═════ SUPPLIED MATERIAL

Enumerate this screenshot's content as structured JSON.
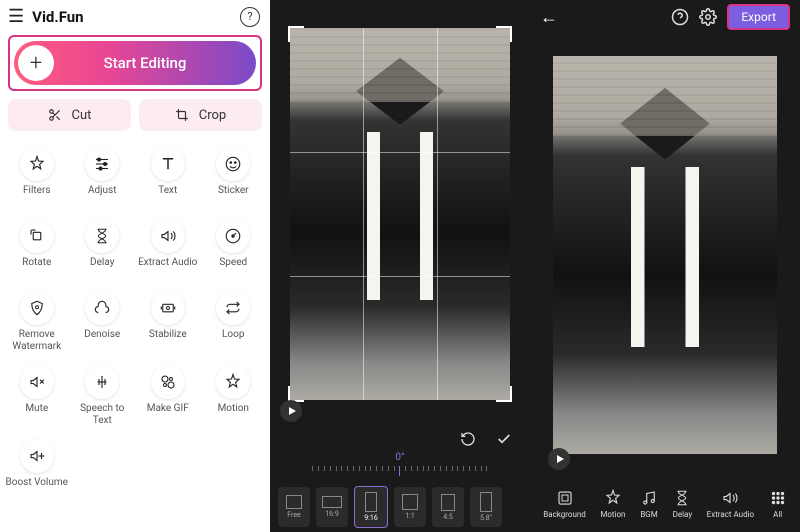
{
  "app": {
    "title": "Vid.Fun"
  },
  "left": {
    "start_label": "Start Editing",
    "cut_label": "Cut",
    "crop_label": "Crop",
    "tools": [
      {
        "icon": "filters",
        "label": "Filters"
      },
      {
        "icon": "adjust",
        "label": "Adjust"
      },
      {
        "icon": "text",
        "label": "Text"
      },
      {
        "icon": "sticker",
        "label": "Sticker"
      },
      {
        "icon": "rotate",
        "label": "Rotate"
      },
      {
        "icon": "delay",
        "label": "Delay"
      },
      {
        "icon": "extract-audio",
        "label": "Extract Audio"
      },
      {
        "icon": "speed",
        "label": "Speed"
      },
      {
        "icon": "remove-watermark",
        "label": "Remove Watermark"
      },
      {
        "icon": "denoise",
        "label": "Denoise"
      },
      {
        "icon": "stabilize",
        "label": "Stabilize"
      },
      {
        "icon": "loop",
        "label": "Loop"
      },
      {
        "icon": "mute",
        "label": "Mute"
      },
      {
        "icon": "speech-to-text",
        "label": "Speech to Text"
      },
      {
        "icon": "make-gif",
        "label": "Make GIF"
      },
      {
        "icon": "motion",
        "label": "Motion"
      },
      {
        "icon": "boost-volume",
        "label": "Boost Volume"
      }
    ]
  },
  "mid": {
    "rotation_value": "0°",
    "ratios": [
      {
        "label": "Free",
        "w": 14,
        "h": 12,
        "selected": false
      },
      {
        "label": "16:9",
        "w": 18,
        "h": 10,
        "selected": false
      },
      {
        "label": "9:16",
        "w": 10,
        "h": 18,
        "selected": true,
        "icon": "tiktok"
      },
      {
        "label": "1:1",
        "w": 14,
        "h": 14,
        "selected": false,
        "icon": "instagram"
      },
      {
        "label": "4:5",
        "w": 12,
        "h": 15,
        "selected": false,
        "icon": "instagram"
      },
      {
        "label": "5.8\"",
        "w": 10,
        "h": 18,
        "selected": false,
        "icon": "apple"
      }
    ]
  },
  "right": {
    "export_label": "Export",
    "tools": [
      {
        "icon": "background",
        "label": "Background"
      },
      {
        "icon": "motion",
        "label": "Motion"
      },
      {
        "icon": "bgm",
        "label": "BGM"
      },
      {
        "icon": "delay",
        "label": "Delay"
      },
      {
        "icon": "extract-audio",
        "label": "Extract Audio"
      },
      {
        "icon": "all",
        "label": "All"
      }
    ]
  }
}
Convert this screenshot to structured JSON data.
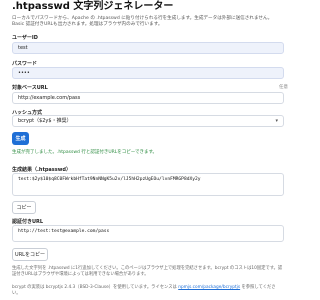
{
  "title": ".htpasswd 文字列ジェネレーター",
  "intro": "ローカルでパスワードから、Apache の .htpasswd に貼り付けられる行を生成します。生成データは外部に送信されません。Basic 認証付きURLも出力されます。処理はブラウザ内のみで行います。",
  "username": {
    "label": "ユーザーID",
    "value": "test"
  },
  "password": {
    "label": "パスワード",
    "value": "••••"
  },
  "target_url": {
    "label": "対象ベースURL",
    "hint": "任意",
    "value": "http://example.com/pass"
  },
  "hash": {
    "label": "ハッシュ方式",
    "selected": "bcrypt（$2y$・推奨）"
  },
  "generate_label": "生成",
  "success_message": "生成が完了しました。.htpasswd 行と認証付きURLをコピーできます。",
  "result": {
    "label": "生成結果（.htpasswd）",
    "value": "test:$2y$10$q8C0FWrkbHfTat9NnNNgK5u2v/lJ5hH2pzUgEOu/lvnFMRGP8dXy2y",
    "copy_label": "コピー"
  },
  "auth_url": {
    "label": "認証付きURL",
    "value": "http://test:test@example.com/pass",
    "copy_label": "URLをコピー"
  },
  "footer_note": "生成した文字列を .htpasswd に1行追加してください。このページはブラウザ上で処理を完結させます。bcrypt のコストは10固定です。認証付きURLはブラウザや環境によっては利用できない場合があります。",
  "credit": {
    "text": "bcrypt の実装は bcryptjs 2.4.3（BSD-3-Clause）を使用しています。ライセンスは ",
    "link": "npmjs.com/package/bcryptjs",
    "suffix": " を参照してください。"
  }
}
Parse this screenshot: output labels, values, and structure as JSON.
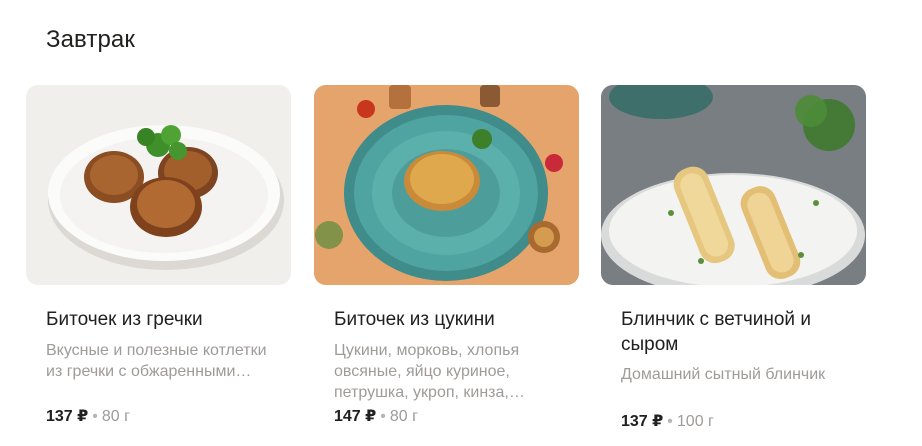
{
  "section": {
    "title": "Завтрак"
  },
  "items": [
    {
      "name": "Биточек из гречки",
      "description": "Вкусные и полезные котлетки из гречки с обжаренными…",
      "price": "137 ₽",
      "separator": "•",
      "weight": "80 г",
      "image_icon": "buckwheat-patties-photo"
    },
    {
      "name": "Биточек из цукини",
      "description": "Цукини, морковь, хлопья овсяные, яйцо куриное, петрушка, укроп, кинза,…",
      "price": "147 ₽",
      "separator": "•",
      "weight": "80 г",
      "image_icon": "zucchini-patty-photo"
    },
    {
      "name": "Блинчик с ветчиной и сыром",
      "description": "Домашний сытный блинчик",
      "price": "137 ₽",
      "separator": "•",
      "weight": "100 г",
      "image_icon": "ham-cheese-crepe-photo"
    }
  ],
  "colors": {
    "text_primary": "#21201f",
    "text_secondary": "#9e9b98",
    "background": "#ffffff"
  }
}
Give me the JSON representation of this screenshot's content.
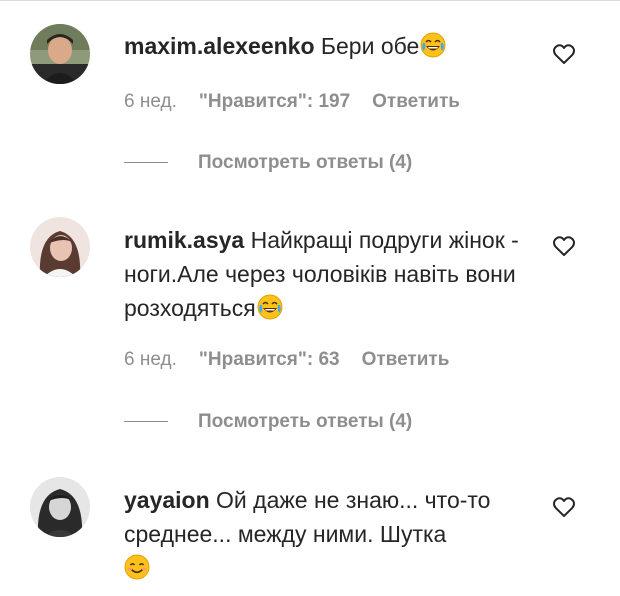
{
  "comments": [
    {
      "username": "maxim.alexeenko",
      "text": "Бери обе",
      "emoji": "face-with-tears-of-joy",
      "time": "6 нед.",
      "likes": "\"Нравится\": 197",
      "reply": "Ответить",
      "view_replies": "Посмотреть ответы (4)"
    },
    {
      "username": "rumik.asya",
      "text": "Найкращі подруги жінок - ноги.Але через чоловіків навіть вони розходяться",
      "emoji": "face-with-tears-of-joy",
      "time": "6 нед.",
      "likes": "\"Нравится\": 63",
      "reply": "Ответить",
      "view_replies": "Посмотреть ответы (4)"
    },
    {
      "username": "yayaion",
      "text": "Ой даже не знаю... что-то среднее... между ними. Шутка",
      "emoji": "smiling-face-with-smiling-eyes"
    }
  ],
  "icons": {
    "like": "heart-outline-icon"
  },
  "colors": {
    "text": "#262626",
    "muted": "#8e8e8e",
    "divider": "#dbdbdb"
  }
}
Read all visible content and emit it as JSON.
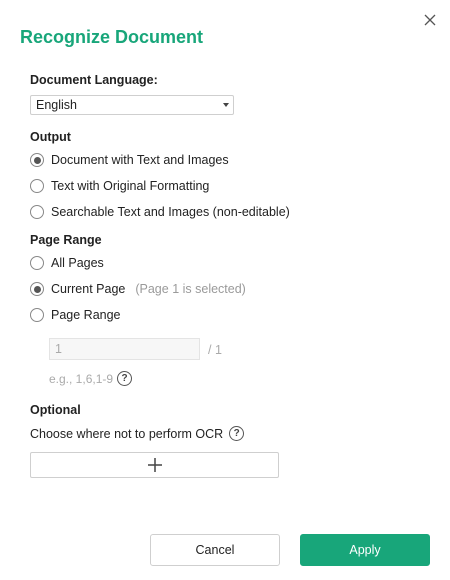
{
  "dialog": {
    "title": "Recognize Document",
    "close_icon": "close-icon"
  },
  "language": {
    "label": "Document Language:",
    "selected": "English"
  },
  "output": {
    "label": "Output",
    "options": [
      {
        "label": "Document with Text and Images",
        "checked": true
      },
      {
        "label": "Text with Original Formatting",
        "checked": false
      },
      {
        "label": "Searchable Text and Images (non-editable)",
        "checked": false
      }
    ]
  },
  "page_range": {
    "label": "Page Range",
    "options": [
      {
        "label": "All Pages",
        "checked": false
      },
      {
        "label": "Current Page",
        "hint": "(Page 1 is selected)",
        "checked": true
      },
      {
        "label": "Page Range",
        "checked": false
      }
    ],
    "input_value": "1",
    "total": "/ 1",
    "example": "e.g., 1,6,1-9",
    "help_icon": "question-icon"
  },
  "optional": {
    "label": "Optional",
    "description": "Choose where not to perform OCR",
    "help_icon": "question-icon",
    "add_icon": "plus-icon"
  },
  "buttons": {
    "cancel": "Cancel",
    "apply": "Apply"
  },
  "colors": {
    "accent": "#18a67a"
  }
}
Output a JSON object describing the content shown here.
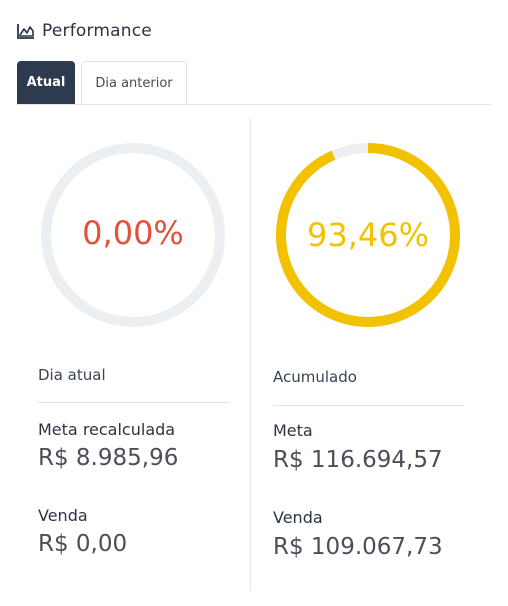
{
  "header": {
    "title": "Performance",
    "icon": "area-chart-icon"
  },
  "tabs": [
    {
      "label": "Atual",
      "active": true
    },
    {
      "label": "Dia anterior",
      "active": false
    }
  ],
  "left_panel": {
    "gauge": {
      "value_text": "0,00%",
      "progress": 0.0,
      "color": "#e2523a",
      "track_color": "#eceff1"
    },
    "section_label": "Dia atual",
    "stats": [
      {
        "label": "Meta recalculada",
        "value": "R$ 8.985,96"
      },
      {
        "label": "Venda",
        "value": "R$ 0,00"
      }
    ]
  },
  "right_panel": {
    "gauge": {
      "value_text": "93,46%",
      "progress": 0.9346,
      "color": "#f2c200",
      "track_color": "#eceff1"
    },
    "section_label": "Acumulado",
    "stats": [
      {
        "label": "Meta",
        "value": "R$ 116.694,57"
      },
      {
        "label": "Venda",
        "value": "R$ 109.067,73"
      }
    ]
  }
}
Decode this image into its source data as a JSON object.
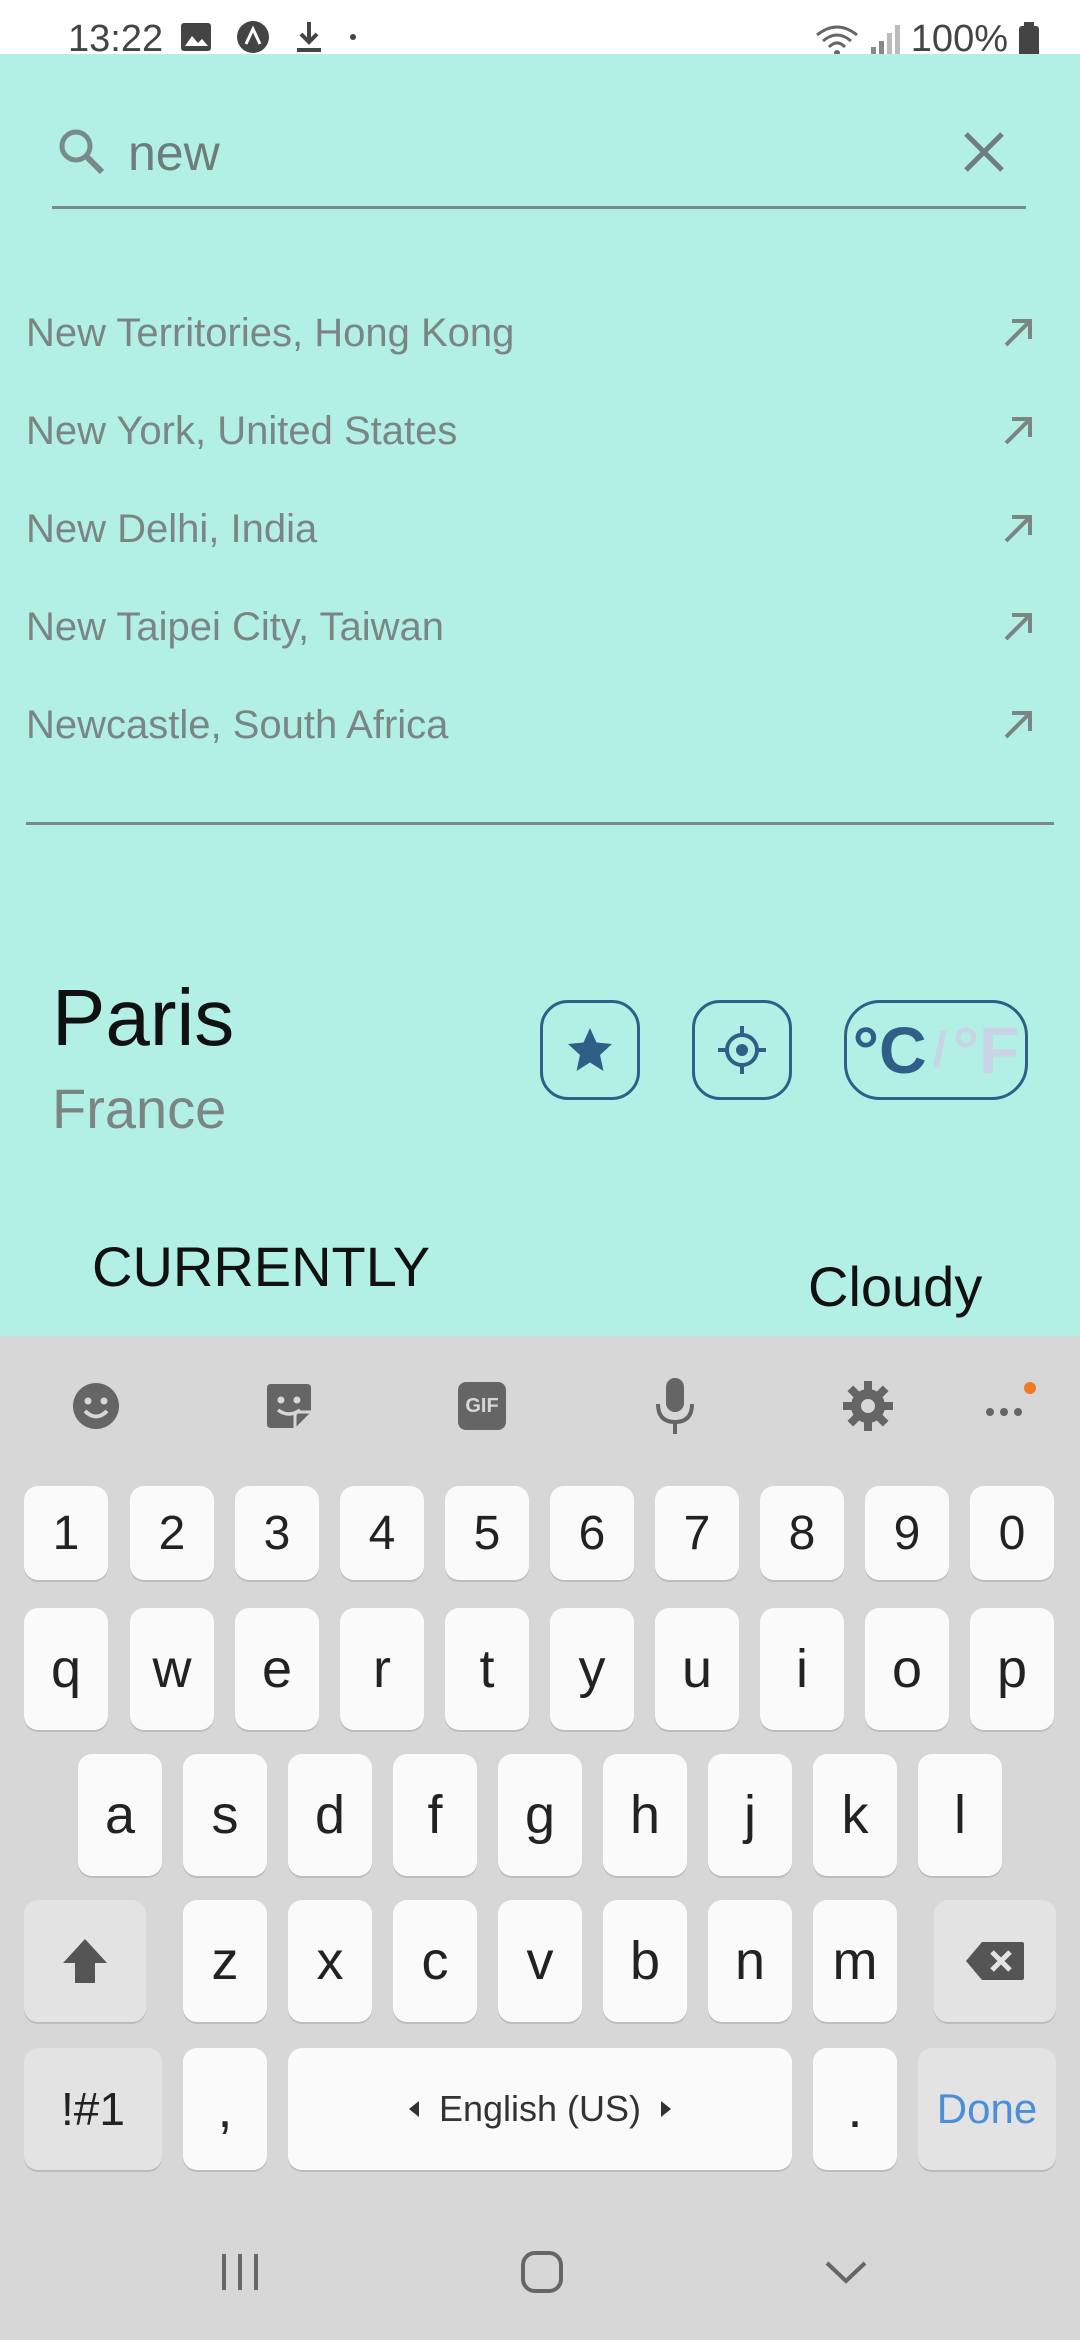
{
  "status_bar": {
    "time": "13:22",
    "battery": "100%"
  },
  "search": {
    "value": "new",
    "placeholder": ""
  },
  "suggestions": [
    "New Territories, Hong Kong",
    "New York, United States",
    "New Delhi, India",
    "New Taipei City, Taiwan",
    "Newcastle, South Africa"
  ],
  "location": {
    "city": "Paris",
    "country": "France"
  },
  "units": {
    "celsius": "°C",
    "separator": "/",
    "fahrenheit": "°F",
    "selected": "celsius"
  },
  "weather": {
    "currently_label": "CURRENTLY",
    "condition": "Cloudy"
  },
  "keyboard": {
    "number_row": [
      "1",
      "2",
      "3",
      "4",
      "5",
      "6",
      "7",
      "8",
      "9",
      "0"
    ],
    "row1": [
      "q",
      "w",
      "e",
      "r",
      "t",
      "y",
      "u",
      "i",
      "o",
      "p"
    ],
    "row2": [
      "a",
      "s",
      "d",
      "f",
      "g",
      "h",
      "j",
      "k",
      "l"
    ],
    "row3": [
      "z",
      "x",
      "c",
      "v",
      "b",
      "n",
      "m"
    ],
    "symbols_label": "!#1",
    "comma": ",",
    "space_label": "English (US)",
    "period": ".",
    "done_label": "Done"
  },
  "colors": {
    "background": "#b2f0e6",
    "accent": "#2f5f86",
    "done": "#4a8fd9"
  }
}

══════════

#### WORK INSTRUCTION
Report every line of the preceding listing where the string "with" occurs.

#### EXERCISE RESULT
      "emoji": "face-with-tears-of-joy",
      "emoji": "face-with-tears-of-joy",
      "emoji": "smiling-face-with-smiling-eyes"
        "label": "Document with Text and Images",
        "label": "Text with Original Formatting",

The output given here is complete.